Tuesday, December 1, 2015

Writing Whenever: The War of the Minds

There comes a point in every story where the words stop coming.  This can happen for a variety of reasons, but one of the most common (at least for me) happens due to the fact that your subconsciousness and your consciousness are fighting.

Put less esoterically:  You, the writer, have an idea of how the story is supposed to go, but no matter how hard you try, you can't make the story go that way.  Or, somehow you push through and do figure out how to make the story go that way, only to discover that everything seems off and your characters sound hollow and artificial.

The reason for this, I think, is because your subconsciousness is (somehow) keeping tabs on everything in the story.  It knows that the thing your wakeful writer brain is trying to do just isn't going to work.  It could be because you're betraying the character, or because something else has to happen before the scene you're trying to write, or because it's a minor detail you've forgotten about.

So the subconscious brain throws on the brakes, but, because it can't actually talk to you, it's kind of like taking writing advice from Lassie.  "What's that girl?  Timmy fell down a well?  And there's no narrative reason for him to be there?  Go and get a doctor and a semi-colon?  Is that what you want me to do?  Bark once for yes..."

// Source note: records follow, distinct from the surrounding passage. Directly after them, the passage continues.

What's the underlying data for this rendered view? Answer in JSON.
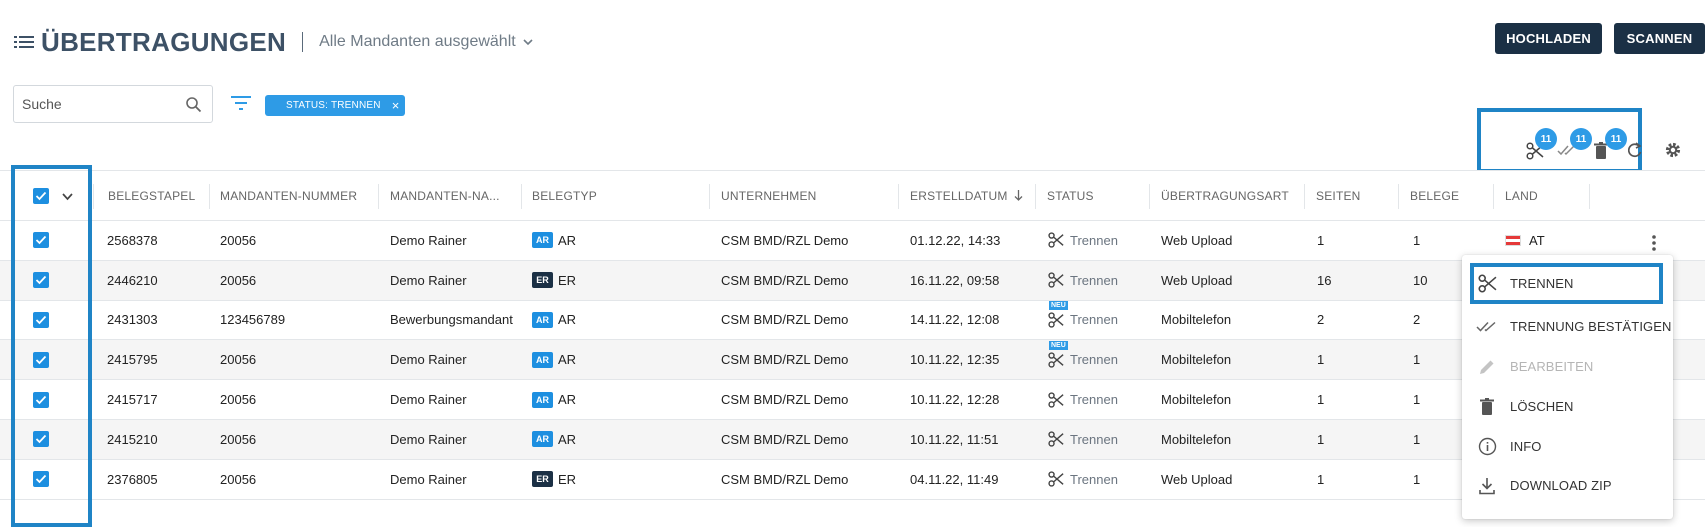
{
  "header": {
    "title": "ÜBERTRAGUNGEN",
    "mandant_select": "Alle Mandanten ausgewählt",
    "upload_label": "HOCHLADEN",
    "scan_label": "SCANNEN"
  },
  "search": {
    "placeholder": "Suche",
    "value": ""
  },
  "filter_chip": {
    "label": "STATUS: TRENNEN",
    "remove": "×"
  },
  "toolbar": {
    "split_count": "11",
    "confirm_count": "11",
    "delete_count": "11"
  },
  "table": {
    "headers": [
      "BELEGSTAPEL",
      "MANDANTEN-NUMMER",
      "MANDANTEN-NA...",
      "BELEGTYP",
      "UNTERNEHMEN",
      "ERSTELLDATUM",
      "STATUS",
      "ÜBERTRAGUNGSART",
      "SEITEN",
      "BELEGE",
      "LAND"
    ],
    "rows": [
      {
        "stapel": "2568378",
        "nummer": "20056",
        "name": "Demo Rainer",
        "typ_tag": "AR",
        "typ": "AR",
        "unternehmen": "CSM BMD/RZL Demo",
        "datum": "01.12.22, 14:33",
        "status": "Trennen",
        "neu": "",
        "art": "Web Upload",
        "seiten": "1",
        "belege": "1",
        "land": "AT"
      },
      {
        "stapel": "2446210",
        "nummer": "20056",
        "name": "Demo Rainer",
        "typ_tag": "ER",
        "typ": "ER",
        "unternehmen": "CSM BMD/RZL Demo",
        "datum": "16.11.22, 09:58",
        "status": "Trennen",
        "neu": "",
        "art": "Web Upload",
        "seiten": "16",
        "belege": "10",
        "land": ""
      },
      {
        "stapel": "2431303",
        "nummer": "123456789",
        "name": "Bewerbungsmandant",
        "typ_tag": "AR",
        "typ": "AR",
        "unternehmen": "CSM BMD/RZL Demo",
        "datum": "14.11.22, 12:08",
        "status": "Trennen",
        "neu": "NEU",
        "art": "Mobiltelefon",
        "seiten": "2",
        "belege": "2",
        "land": ""
      },
      {
        "stapel": "2415795",
        "nummer": "20056",
        "name": "Demo Rainer",
        "typ_tag": "AR",
        "typ": "AR",
        "unternehmen": "CSM BMD/RZL Demo",
        "datum": "10.11.22, 12:35",
        "status": "Trennen",
        "neu": "NEU",
        "art": "Mobiltelefon",
        "seiten": "1",
        "belege": "1",
        "land": ""
      },
      {
        "stapel": "2415717",
        "nummer": "20056",
        "name": "Demo Rainer",
        "typ_tag": "AR",
        "typ": "AR",
        "unternehmen": "CSM BMD/RZL Demo",
        "datum": "10.11.22, 12:28",
        "status": "Trennen",
        "neu": "",
        "art": "Mobiltelefon",
        "seiten": "1",
        "belege": "1",
        "land": ""
      },
      {
        "stapel": "2415210",
        "nummer": "20056",
        "name": "Demo Rainer",
        "typ_tag": "AR",
        "typ": "AR",
        "unternehmen": "CSM BMD/RZL Demo",
        "datum": "10.11.22, 11:51",
        "status": "Trennen",
        "neu": "",
        "art": "Mobiltelefon",
        "seiten": "1",
        "belege": "1",
        "land": ""
      },
      {
        "stapel": "2376805",
        "nummer": "20056",
        "name": "Demo Rainer",
        "typ_tag": "ER",
        "typ": "ER",
        "unternehmen": "CSM BMD/RZL Demo",
        "datum": "04.11.22, 11:49",
        "status": "Trennen",
        "neu": "",
        "art": "Web Upload",
        "seiten": "1",
        "belege": "1",
        "land": ""
      }
    ]
  },
  "context_menu": {
    "items": [
      "TRENNEN",
      "TRENNUNG BESTÄTIGEN",
      "BEARBEITEN",
      "LÖSCHEN",
      "INFO",
      "DOWNLOAD ZIP"
    ]
  },
  "colors": {
    "accent": "#1d8fe0",
    "dark": "#1b3045",
    "highlight": "#1f84c6",
    "tag_ar": "#1d8fe0",
    "tag_er": "#1b3045"
  }
}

I have been stymied any number of times on any number of projects and I have, through trial and error, managed to figure out a) that this is just something that happens and b) that when it does happen, I should take a step back and figure out what's wrong.  Sometimes, this means abandoning works in progress for months or years as my brain tries to sort everything out.

To wit:  People with good memories may remember that I was working on a story about a character named Grey the Mercenary.  It's a story that's still alive in my mind.  I'm excited to tell it and I'm hankering to get back to it, but every time I try, I just sort of peter out.

And it wasn't until relatively recently that I realized the reason that I was having so much trouble was that my conscious mind designed the city wrong.  The first version of the city was under a glass dome on an inhospitable world.  While that certainly makes for a cool visual, the setup made it impossible for me to layout the plot-relevant locations in such a way that made sense.  It also made it very difficult for me to get the characters from point A to point B in a logical way.

I finally was able to get in touch with my subconscious mind and learned that the city would work better if it was on a mesa and not covered by a glass dome.  That way I could have the spaceport, the old city, the new city, the ruins, the noble mansions, and the illirium mine all in a nice, compact, geographical area.

Yeah, so that's what it's like in my head, sometimes.  If I could figure out how to get both of the brains working together better, I'd probably crank out stories a lot faster.